Goalie stays calm in eye of storm
Carruth perfect as Winterhawks claim playoff opener
Mac Carruth was doing his best Marcel Marceau as he met with the media following the Winterhawks' 4-0 victory over Everett Saturday night in the opener of their best-of-seven playoff series at the Rose Garden.
Portland's goaltender had made 32 saves in posting his third career shutout and the Hawks' first in the postseason in five years - heady stuff for a youngster in his first full season as a regular.
But a hockey goalie is much like a baseball pitcher or a football quarterback - the center of attention, win or lose. Carruth, who has been on both ends of the teeter-totter, knows a calm disposition is the goalie's greatest ally.
'You're the hero or the zero,' said Carruth, who turned 19 on Friday. 'It's like Tom Brady out there. You just have to stay even-keel.'
As a 17-year-old rookie last season, Carruth wasn't the best at that, and at times it got the best of him on the ice.
'Got a little bit of temper on me,' he said. 'I'm pretty hard on myself as well. I'd like to work on that a bit more. Just try to stay in the moment.'
Carruth has been better at it this season, according to his coach.
'Mac is an emotional, competitive guy,' Mike Johnston said. 'You respect that in him. Last year, he was a little more emotional. This year, he has come down to a controllable level. It's fine now.'
The Hawks swarmed Everett like a tsunamai in the first period Saturday night, scoring three goals in the first eight minutes and outshooting the Silvertips 19-3 in the period. Carruth could have been pardoned for taking a bit of a siesta the first 20 minutes.
'It's sometimes hard for a goaltender not to face many shots in the first period,' Johnston allowed. 'You like for him to get into a rhythm almost. From a team perspective, you're happy with how we played defensively. From Mac's point of view, I'm sure he'd have liked to have had a few more shots to handle to get a feel for the game.'
The visitors got it together midway through the second period and put some pressure on Carruth. He never cracked, stopping 29 shots the final two periods.
'When we needed him tonight, he was really good,' Johnston said. 'In the second period, there were a lot of loose pucks, a lot of scrambles around the net. He looked very comfortable in there.'

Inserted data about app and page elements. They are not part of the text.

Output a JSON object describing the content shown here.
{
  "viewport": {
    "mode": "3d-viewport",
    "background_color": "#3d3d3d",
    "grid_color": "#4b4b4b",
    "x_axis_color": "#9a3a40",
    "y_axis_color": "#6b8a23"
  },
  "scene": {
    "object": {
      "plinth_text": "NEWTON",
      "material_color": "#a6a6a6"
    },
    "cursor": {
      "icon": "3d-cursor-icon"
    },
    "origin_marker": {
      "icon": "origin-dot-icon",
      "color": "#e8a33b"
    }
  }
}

Carruth didn't appear rusty, even after playing only one game in the past three weeks. First there was a concussion that took him out of the lineup. He returned, only to strain a hamstring after one game back. He played last Friday against Everett, then was rested to prepare for the postseason.
'We were a little bit concerned,' Johnston confessed. 'Not that he's not ready and not a good goaltender, but he hasn't had a lot of action lately. But that also means he's rested, he's fresh. With some other goaltenders around the league, fatigue could become a factor.'
Carruth finished 14th among Western Hockey League goaltenders this season with a 3.08 goals-against average. His .913 saves percentage ranked sixth.
'I feel I've played well,' he said. 'We're a wheel-and-deal team, so if I can play better than the other goalie most nights, we'll get a 'W.'
'The fans can blame me for losses if they want - whatever, that's their gig - but hopefully, I can win games for us.'
Carruth won the starter's job late last season and was the Hawks' primary goalie in the playoffs, when they beat Spokane, then fell to Vancouver in the second round. Carruth took some heat as he struggled at times, especially against the loaded Giants.
'The media let me have it there when I was struggling, but that's life, right?' Carruth said. 'What are you going to do about it? Just have to step up to the plate. Makes you play harder.'
So does playing under the spotlight appeal to him?
'The guys would probably say yeah to that,' Carruth said. 'You have to be a little bit weird, with guys are shooting 100 mile-an-hour shots at you. You have to handle the pressure well.
'If I didn't like it, I wouldn't be here. I like to think I thrive off that kind of thing. I play better when the chips are down and everyone's going harder.'
The most successful of the Winterhawks patrolling the crease through the years - Bart Hunter, Darrell May, Ian Wood, Byron Dafoe and Brent Belecki among them - have had the same kind of attitude.
The 6-3, 175-pound Carruth spent his first 10 years in the resort town of Jackson Hole, Wyo., skiing and playing hockey. His father, Bob, a former college goalie, ran the skating rink there. The Carruths then moved to Shorewood, Minn., where at age 14, he left home to play Midget AAA hockey in Chicago.
Now Carruth - chosen in the seventh round of the 2010 NHL draft by the Chicago Blackhawks - is in Portland, having the time of his life and speaking with an accent that sounds strangely Canadian.
'Too many Canadian kids in the locker room, probably,' he said, laughing. 'It kind of rubs off on you.'
The Hawks don't have long to savor their first playoff win of 2011. Nineteen hours after their post-game showers, they hit the Garden ice for Game 2 of the series with Everett.
Carruth will be back between the pipes for Portland, trying to channel Tom Brady, making sure the keel stays even.